30 Apr Developing Max Speed Qualities in Players – The Final Jigsaw to the Locomotive Series – By Ross Bennett
By Ross Bennett (MSc, ASCC, CSCS, BASES), Head of Performance DSS.
Before we get into the blog, please see link below to our podcast on max speed and getting into the SS industry.
The last locomotive phase or quality we look at developing is the max speed. We term is max speed but is essentially speed over longer distances (30-50m) so developing further than an acceleration phase 10-20m. This quality is essential for two aspects: developing max speed and the ability to run fast over the required distance, as well as ensuring the players are conditioned enough to withstand these types of speeds within the game. Especially in GAA, the exposure to high amounts of high speed running, and maximal speeds over longer distances are very prevalent, hence the players need to be exposed to this in the training scenario. This will be discussed more within the training discussion below.
Starting with our first point of call on the continuum, the first block of max speed work is simply closed skill top speed running exercises. This looks very simple, and will see the players complete some warm up runs, progressing in speed, and maximal runs up to a distance of 50m approx. You can if you want include longer distances (60-70m), although the more distance, the higher the fatigue levels within and between reps, the lower the maximum speed will be. From a textbook perspective, you should typically look for 2-3 minutes between each rep, however, we are not track / field athletes and players will perform maximal sprints in a game at times with very limited recovery.
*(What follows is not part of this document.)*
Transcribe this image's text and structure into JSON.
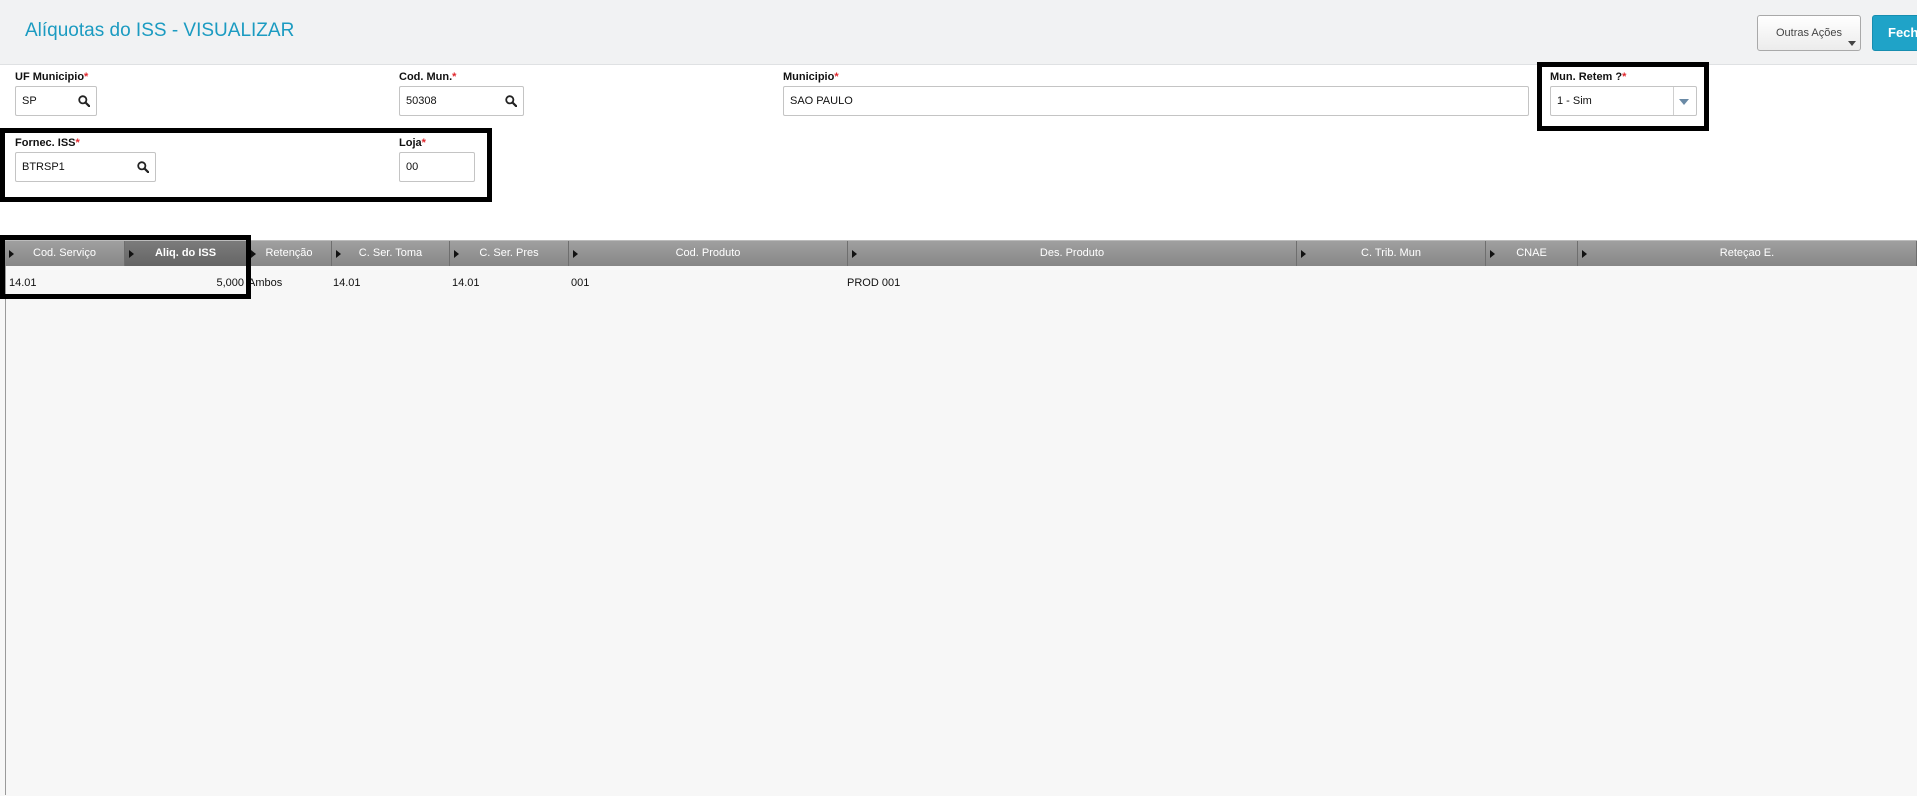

So, it is suggested that you let them have a slow walk back to the start, make sure they feel pretty recovered before starting the next rep.
There is lots of talk around certain running drills, from a technical perspective, that we would do as part of the warm up. Walking movement prep, A & B skips etc… You can google these drills on line to get a better idea of them, or in the next coming months see examples of them on www.DeelySportScience.com. These drills do have a place for giving the player some appreciation of the gold standard technical running model, however, we do not dwell too much on them, unless we think a player’s technique is causing him / her to be at risk for injury. This goes for the same when coaching the max speed drills. We would have a couple of cues that we would say (fast ground contact under COM, recovery swing to bum, stiff on ground contact), but would rarely focus on these too much. You must remember as well in an unpredictable game such as GAA, and ‘soccer’, having a real high knee drive in a typical sprinter’s technique could be disadvantageous, when having to decelerate, and change direction, so needs to be considered.
From a progression perspective, the trick is the take a session that focuses on max speed and apply it to some very specific scenarios of the game itself. Various races that resemble 1v1 domination, attack v defence are ones that have worked best in my experience. It is essential however, that the ‘drill’ ensures the players are still exposed to the right intensity and distance. This type of work can include some specific directional type running you would get within the game, angled running, curved running and so on as well as increasing the chaos of the practice throughout the continuum.
Other ways you can progress this type of work, is specific longer sprinting with the ball, which sometimes provides greater application from both players and buy in from technical coaches. Although you can get up to max speed with a ball, and requires a lot of technical detail and skill, we must remember that it is a different skill when sprinting with a ball, and players should be exposed to both sprinting with and without the ball. For example, in football the player has the ball at their feet so instantly changes the mechanics of the run. In GAA the player has the ball in their hand, having to hop/solo every four steps, so again definitely alters the sprinting mechanics when running with no ball. No one is better than the other, it’s just important that the practitioner is aware when planning specific outcomes.
In terms of specific gym work to maximise sprint speed in top speed running, the shift comes away from heavy strength type work and shifts towards the higher velocity side of the curve. Exercises that develop RFD are important here (weightlifting, squat jumps, explosive step ups), but the main type of work in the gym that would have greater transfer would be low GCT plyometrics. When thinking about maximal speed work, the player has reached their maximal velocity, or very close to it, so their focus is not developing more speed, it’s maintaining their current speed and not slowing down! Therefore, the main priority is to avoid large breaking forces when hitting the ground. So physiologically, that requires the player to generate / deal with landing forces in very short time frames. Therefore, replicating this and overloading it within the gym is important. Plyometrics such as hurdle jumps, drop jumps, bounding are good examples here. Important that the eccentric overload is pitched well so the player can perform the task in the time frame available on the ground. One adaptation that is being developed here is stiffness on ground contact, especially through the ankle complex to ensure the player does not ‘break’ on ground contact.
The gym work must also address hamstring strength / conditioning. Isometrics (supine laying isometric bridges) are a great base, as well as eccentric loading (RDL’s, Nordics) of the posterior chain to ensure the muscles are strong enough to deal with multiple exposures of high speeds. This will ensure the hamstrings are strengthened in a lengthened state, which is similar to the function of the hamstrings during sprinting. However, there is a debate that the muscle action is actually a series of isometric actions, however, this could be a debate for another blog / vlog!